[[ Supplied information open ]]

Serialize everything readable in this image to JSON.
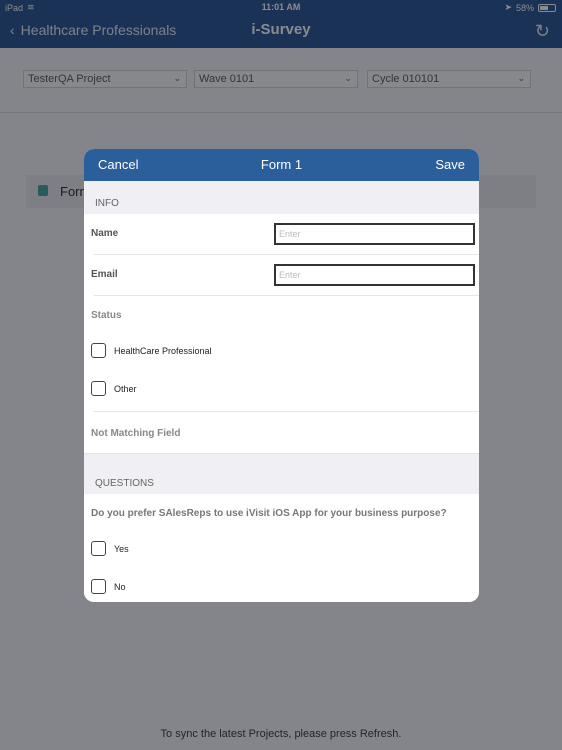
{
  "status_bar": {
    "device": "iPad",
    "time": "11:01 AM",
    "battery": "58%",
    "battery_level": 0.58
  },
  "nav": {
    "back_label": "Healthcare Professionals",
    "title": "i-Survey",
    "refresh_icon": "refresh-icon"
  },
  "filters": [
    {
      "value": "TesterQA Project"
    },
    {
      "value": "Wave 0101"
    },
    {
      "value": "Cycle 010101"
    }
  ],
  "list": {
    "items": [
      {
        "label": "Form 1",
        "icon": "form-icon"
      }
    ]
  },
  "footer_hint": "To sync the latest Projects, please press Refresh.",
  "modal": {
    "cancel_label": "Cancel",
    "title": "Form 1",
    "save_label": "Save",
    "info_section": "INFO",
    "fields": [
      {
        "label": "Name",
        "placeholder": "Enter",
        "value": ""
      },
      {
        "label": "Email",
        "placeholder": "Enter",
        "value": ""
      }
    ],
    "status": {
      "label": "Status",
      "options": [
        {
          "label": "HealthCare Professional",
          "checked": false
        },
        {
          "label": "Other",
          "checked": false
        }
      ]
    },
    "not_matching_label": "Not Matching Field",
    "questions_section": "QUESTIONS",
    "question": {
      "text": "Do you prefer SAlesReps to use iVisit iOS App for your business purpose?",
      "options": [
        {
          "label": "Yes",
          "checked": false
        },
        {
          "label": "No",
          "checked": false
        }
      ]
    }
  },
  "colors": {
    "nav_bg": "#1f4f8c",
    "modal_header_bg": "#2b5f9c",
    "section_bg": "#efeff4"
  }
}
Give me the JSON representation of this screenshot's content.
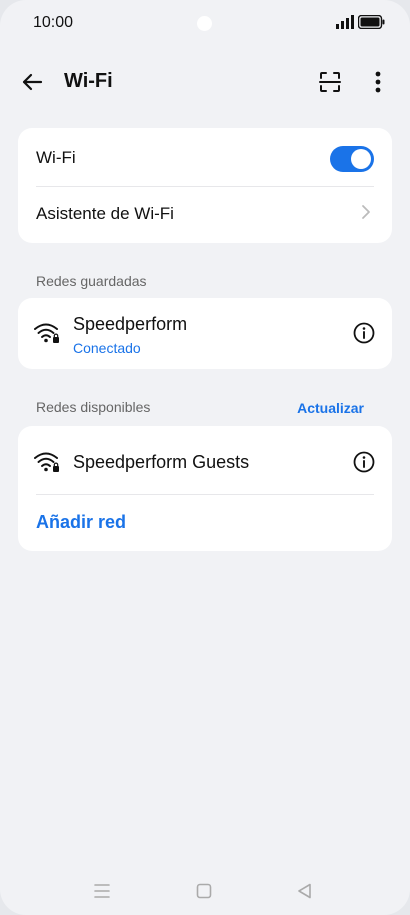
{
  "status_bar": {
    "time": "10:00",
    "signal_icon": "signal-icon",
    "battery_icon": "battery-icon"
  },
  "header": {
    "title": "Wi-Fi",
    "back_icon": "back-arrow-icon",
    "scan_icon": "qr-scan-icon",
    "more_icon": "more-vertical-icon"
  },
  "main_card": {
    "wifi_label": "Wi-Fi",
    "wifi_enabled": true,
    "assistant_label": "Asistente de Wi-Fi"
  },
  "saved_networks": {
    "section_label": "Redes guardadas",
    "items": [
      {
        "name": "Speedperform",
        "status": "Conectado",
        "icon": "wifi-locked-icon"
      }
    ]
  },
  "available_networks": {
    "section_label": "Redes disponibles",
    "refresh_label": "Actualizar",
    "items": [
      {
        "name": "Speedperform Guests",
        "icon": "wifi-locked-icon"
      }
    ],
    "add_network_label": "Añadir red"
  },
  "colors": {
    "accent": "#1a73e8",
    "background": "#f1f2f5",
    "card": "#ffffff"
  }
}
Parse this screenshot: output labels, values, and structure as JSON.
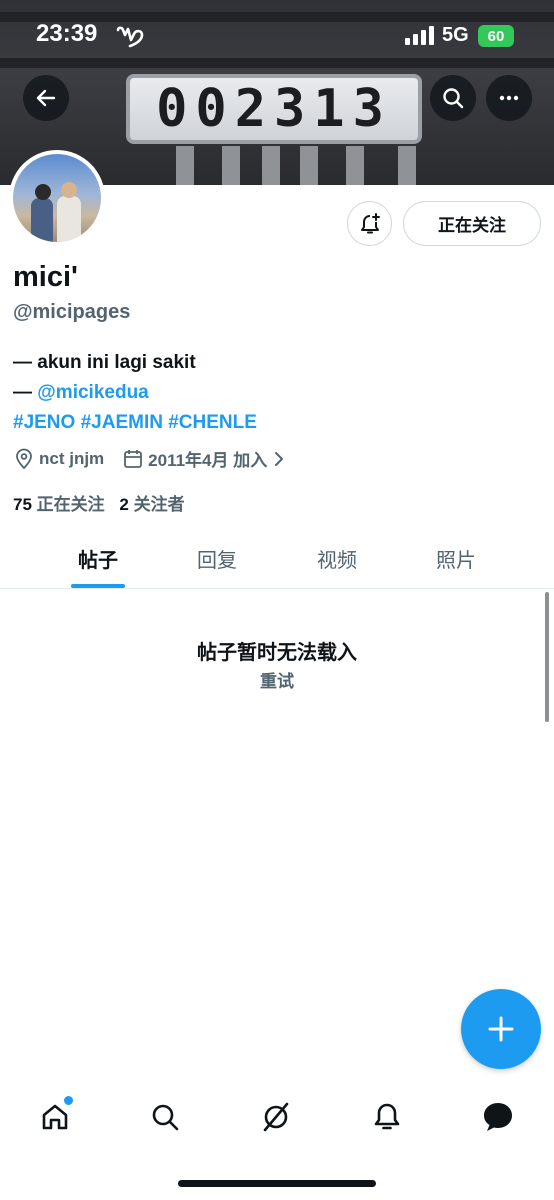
{
  "status_bar": {
    "time": "23:39",
    "network": "5G",
    "battery": "60"
  },
  "banner": {
    "plate_text": "002313"
  },
  "profile": {
    "name": "mici'",
    "handle": "@micipages",
    "bio_line1": "— akun ini lagi sakit",
    "bio_line2_prefix": "— ",
    "bio_mention": "@micikedua",
    "hashtags": [
      "#JENO",
      "#JAEMIN",
      "#CHENLE"
    ],
    "location": "nct jnjm",
    "joined": "2011年4月 加入",
    "following_count": "75",
    "following_label": "正在关注",
    "followers_count": "2",
    "followers_label": "关注者"
  },
  "actions": {
    "follow_label": "正在关注"
  },
  "tabs": [
    "帖子",
    "回复",
    "视频",
    "照片"
  ],
  "empty_state": {
    "title": "帖子暂时无法载入",
    "retry": "重试"
  },
  "colors": {
    "accent": "#1d9bf0",
    "text": "#0f1419",
    "secondary": "#536471"
  },
  "icons": {
    "top": [
      "back-icon",
      "search-icon",
      "more-icon"
    ],
    "nav": [
      "home-icon",
      "search-icon",
      "grok-icon",
      "notifications-icon",
      "messages-icon"
    ]
  }
}
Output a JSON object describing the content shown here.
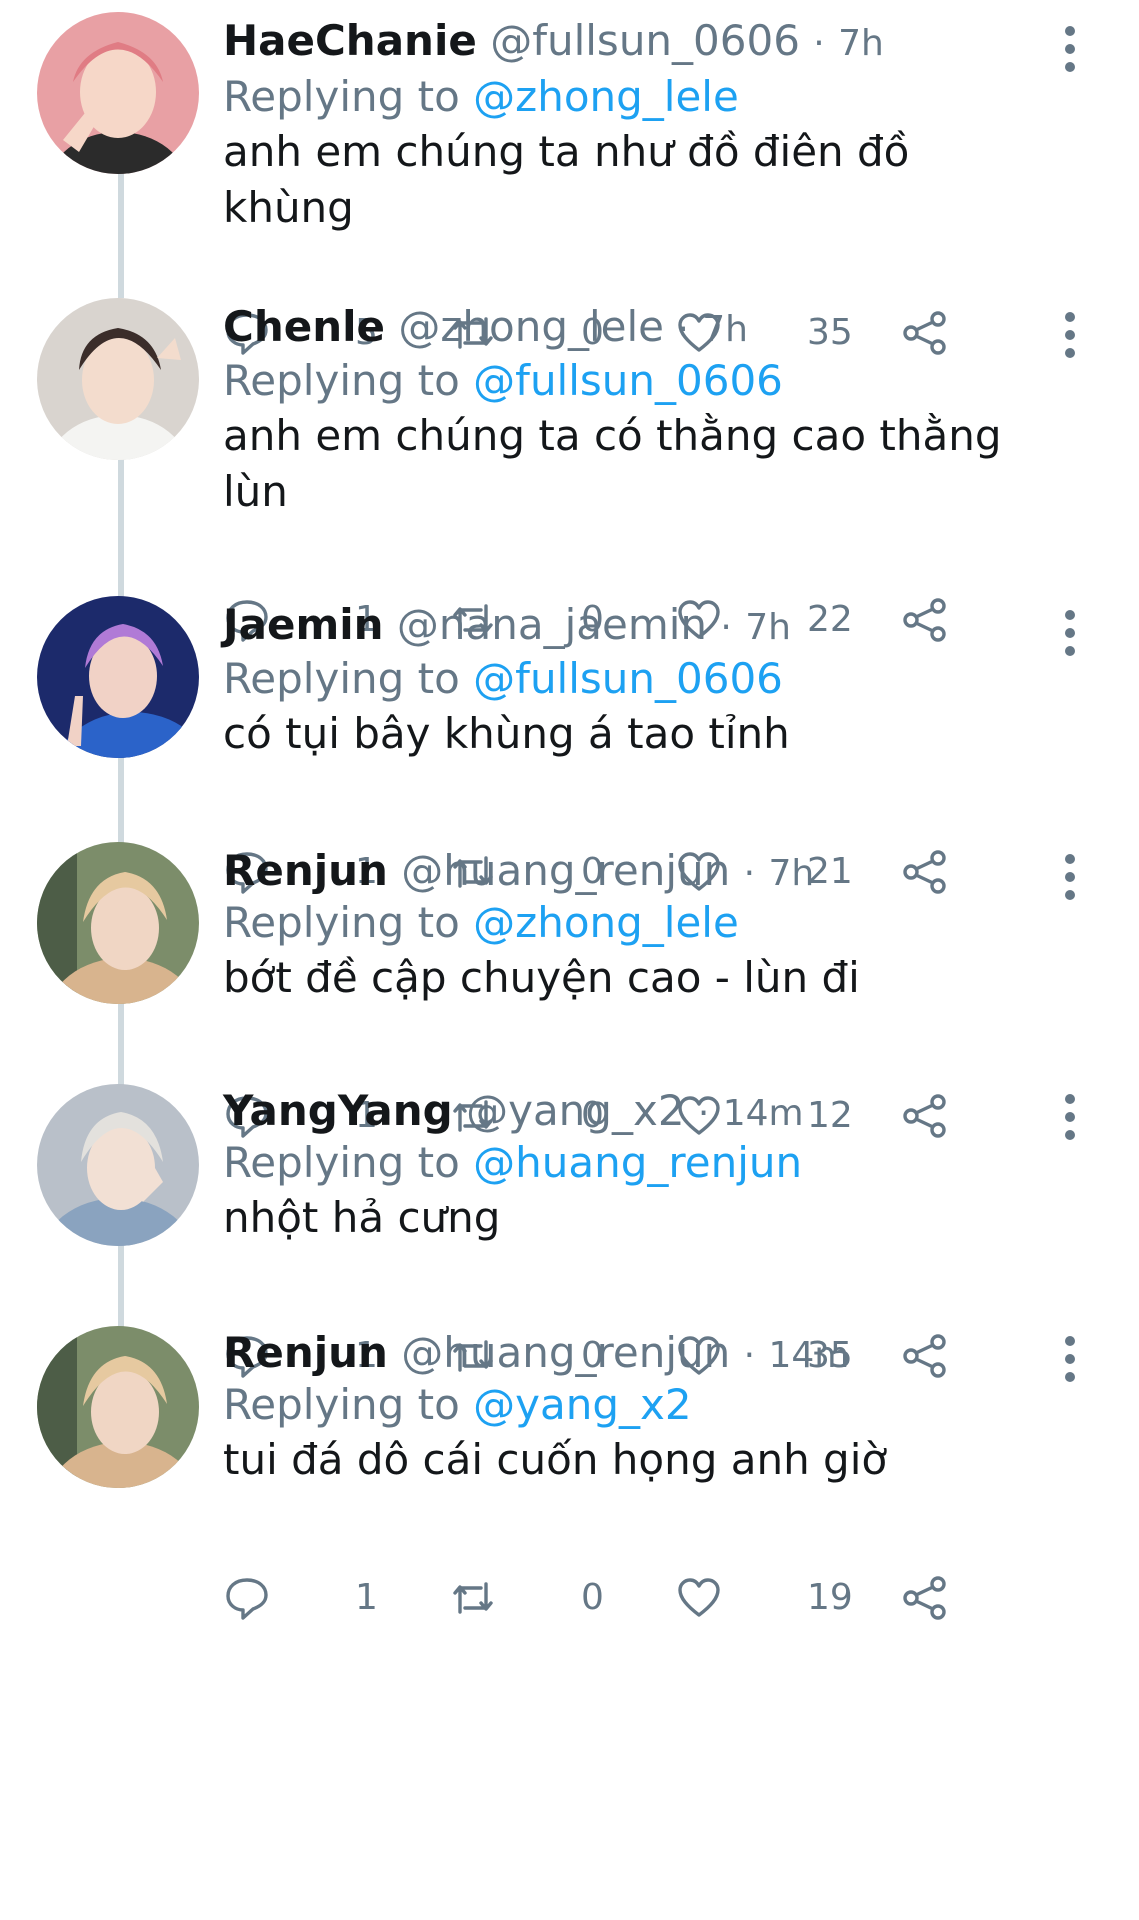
{
  "tweets": [
    {
      "name": "HaeChanie",
      "handle": "@fullsun_0606",
      "separator": "·",
      "time": "7h",
      "replying_label": "Replying to",
      "replying_to": "@zhong_lele",
      "text": "anh em chúng ta như đồ điên đồ khùng",
      "replies": "5",
      "retweets": "0",
      "likes": "35",
      "avatar_color": "#e8a0a4"
    },
    {
      "name": "Chenle",
      "handle": "@zhong_lele",
      "separator": "·",
      "time": "7h",
      "replying_label": "Replying to",
      "replying_to": "@fullsun_0606",
      "text": "anh em chúng ta có thằng cao thằng lùn",
      "replies": "1",
      "retweets": "0",
      "likes": "22",
      "avatar_color": "#d9d4cf"
    },
    {
      "name": "Jaemin",
      "handle": "@nana_jaemin",
      "separator": "·",
      "time": "7h",
      "replying_label": "Replying to",
      "replying_to": "@fullsun_0606",
      "text": "có tụi bây khùng á tao tỉnh",
      "replies": "1",
      "retweets": "0",
      "likes": "21",
      "avatar_color": "#1c2a6b"
    },
    {
      "name": "Renjun",
      "handle": "@huang_renjun",
      "separator": "·",
      "time": "7h",
      "replying_label": "Replying to",
      "replying_to": "@zhong_lele",
      "text": "bớt đề cập chuyện cao - lùn đi",
      "replies": "1",
      "retweets": "0",
      "likes": "12",
      "avatar_color": "#d8b48e"
    },
    {
      "name": "YangYang",
      "handle": "@yang_x2",
      "separator": "·",
      "time": "14m",
      "replying_label": "Replying to",
      "replying_to": "@huang_renjun",
      "text": "nhột hả cưng",
      "replies": "1",
      "retweets": "0",
      "likes": "35",
      "avatar_color": "#b9c0c9"
    },
    {
      "name": "Renjun",
      "handle": "@huang_renjun",
      "separator": "·",
      "time": "14m",
      "replying_label": "Replying to",
      "replying_to": "@yang_x2",
      "text": "tui đá dô cái cuốn họng anh giờ",
      "replies": "1",
      "retweets": "0",
      "likes": "19",
      "avatar_color": "#d8b48e"
    }
  ],
  "colors": {
    "accent": "#1da1f2",
    "secondary_text": "#657786",
    "thread_line": "#cfd9de"
  },
  "icons": {
    "reply": "reply-icon",
    "retweet": "retweet-icon",
    "like": "heart-icon",
    "share": "share-icon",
    "more": "more-vertical-icon"
  }
}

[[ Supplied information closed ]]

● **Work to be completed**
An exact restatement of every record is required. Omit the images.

● **Task output**
Serialize everything readable in this image to JSON.
{
  "status_bar": {
    "device": "iPad",
    "time": "11:01 AM",
    "battery": "58%",
    "battery_level": 0.58
  },
  "nav": {
    "back_label": "Healthcare Professionals",
    "title": "i-Survey",
    "refresh_icon": "refresh-icon"
  },
  "filters": [
    {
      "value": "TesterQA Project"
    },
    {
      "value": "Wave 0101"
    },
    {
      "value": "Cycle 010101"
    }
  ],
  "list": {
    "items": [
      {
        "label": "Form 1",
        "icon": "form-icon"
      }
    ]
  },
  "footer_hint": "To sync the latest Projects, please press Refresh.",
  "modal": {
    "cancel_label": "Cancel",
    "title": "Form 1",
    "save_label": "Save",
    "info_section": "INFO",
    "fields": [
      {
        "label": "Name",
        "placeholder": "Enter",
        "value": ""
      },
      {
        "label": "Email",
        "placeholder": "Enter",
        "value": ""
      }
    ],
    "status": {
      "label": "Status",
      "options": [
        {
          "label": "HealthCare Professional",
          "checked": false
        },
        {
          "label": "Other",
          "checked": false
        }
      ]
    },
    "not_matching_label": "Not Matching Field",
    "questions_section": "QUESTIONS",
    "question": {
      "text": "Do you prefer SAlesReps to use iVisit iOS App for your business purpose?",
      "options": [
        {
          "label": "Yes",
          "checked": false
        },
        {
          "label": "No",
          "checked": false
        }
      ]
    }
  },
  "colors": {
    "nav_bg": "#1f4f8c",
    "modal_header_bg": "#2b5f9c",
    "section_bg": "#efeff4"
  }
}
Give me the JSON representation of this screenshot's content.
{
  "status_bar": {
    "time": "10:00",
    "signal_icon": "signal-icon",
    "battery_icon": "battery-icon"
  },
  "header": {
    "title": "Wi-Fi",
    "back_icon": "back-arrow-icon",
    "scan_icon": "qr-scan-icon",
    "more_icon": "more-vertical-icon"
  },
  "main_card": {
    "wifi_label": "Wi-Fi",
    "wifi_enabled": true,
    "assistant_label": "Asistente de Wi-Fi"
  },
  "saved_networks": {
    "section_label": "Redes guardadas",
    "items": [
      {
        "name": "Speedperform",
        "status": "Conectado",
        "icon": "wifi-locked-icon"
      }
    ]
  },
  "available_networks": {
    "section_label": "Redes disponibles",
    "refresh_label": "Actualizar",
    "items": [
      {
        "name": "Speedperform Guests",
        "icon": "wifi-locked-icon"
      }
    ],
    "add_network_label": "Añadir red"
  },
  "colors": {
    "accent": "#1a73e8",
    "background": "#f1f2f5",
    "card": "#ffffff"
  }
}
Parse this screenshot: output labels, values, and structure as JSON.
{
  "status_bar": {
    "time": "23:39",
    "network": "5G",
    "battery": "60"
  },
  "banner": {
    "plate_text": "002313"
  },
  "profile": {
    "name": "mici'",
    "handle": "@micipages",
    "bio_line1": "— akun ini lagi sakit",
    "bio_line2_prefix": "— ",
    "bio_mention": "@micikedua",
    "hashtags": [
      "#JENO",
      "#JAEMIN",
      "#CHENLE"
    ],
    "location": "nct jnjm",
    "joined": "2011年4月 加入",
    "following_count": "75",
    "following_label": "正在关注",
    "followers_count": "2",
    "followers_label": "关注者"
  },
  "actions": {
    "follow_label": "正在关注"
  },
  "tabs": [
    "帖子",
    "回复",
    "视频",
    "照片"
  ],
  "empty_state": {
    "title": "帖子暂时无法载入",
    "retry": "重试"
  },
  "colors": {
    "accent": "#1d9bf0",
    "text": "#0f1419",
    "secondary": "#536471"
  },
  "icons": {
    "top": [
      "back-icon",
      "search-icon",
      "more-icon"
    ],
    "nav": [
      "home-icon",
      "search-icon",
      "grok-icon",
      "notifications-icon",
      "messages-icon"
    ]
  }
}
Output a JSON object describing the content shown here.
{
  "tweets": [
    {
      "name": "HaeChanie",
      "handle": "@fullsun_0606",
      "separator": "·",
      "time": "7h",
      "replying_label": "Replying to",
      "replying_to": "@zhong_lele",
      "text": "anh em chúng ta như đồ điên đồ khùng",
      "replies": "5",
      "retweets": "0",
      "likes": "35",
      "avatar_color": "#e8a0a4"
    },
    {
      "name": "Chenle",
      "handle": "@zhong_lele",
      "separator": "·",
      "time": "7h",
      "replying_label": "Replying to",
      "replying_to": "@fullsun_0606",
      "text": "anh em chúng ta có thằng cao thằng lùn",
      "replies": "1",
      "retweets": "0",
      "likes": "22",
      "avatar_color": "#d9d4cf"
    },
    {
      "name": "Jaemin",
      "handle": "@nana_jaemin",
      "separator": "·",
      "time": "7h",
      "replying_label": "Replying to",
      "replying_to": "@fullsun_0606",
      "text": "có tụi bây khùng á tao tỉnh",
      "replies": "1",
      "retweets": "0",
      "likes": "21",
      "avatar_color": "#1c2a6b"
    },
    {
      "name": "Renjun",
      "handle": "@huang_renjun",
      "separator": "·",
      "time": "7h",
      "replying_label": "Replying to",
      "replying_to": "@zhong_lele",
      "text": "bớt đề cập chuyện cao - lùn đi",
      "replies": "1",
      "retweets": "0",
      "likes": "12",
      "avatar_color": "#d8b48e"
    },
    {
      "name": "YangYang",
      "handle": "@yang_x2",
      "separator": "·",
      "time": "14m",
      "replying_label": "Replying to",
      "replying_to": "@huang_renjun",
      "text": "nhột hả cưng",
      "replies": "1",
      "retweets": "0",
      "likes": "35",
      "avatar_color": "#b9c0c9"
    },
    {
      "name": "Renjun",
      "handle": "@huang_renjun",
      "separator": "·",
      "time": "14m",
      "replying_label": "Replying to",
      "replying_to": "@yang_x2",
      "text": "tui đá dô cái cuốn họng anh giờ",
      "replies": "1",
      "retweets": "0",
      "likes": "19",
      "avatar_color": "#d8b48e"
    }
  ],
  "colors": {
    "accent": "#1da1f2",
    "secondary_text": "#657786",
    "thread_line": "#cfd9de"
  },
  "icons": {
    "reply": "reply-icon",
    "retweet": "retweet-icon",
    "like": "heart-icon",
    "share": "share-icon",
    "more": "more-vertical-icon"
  }
}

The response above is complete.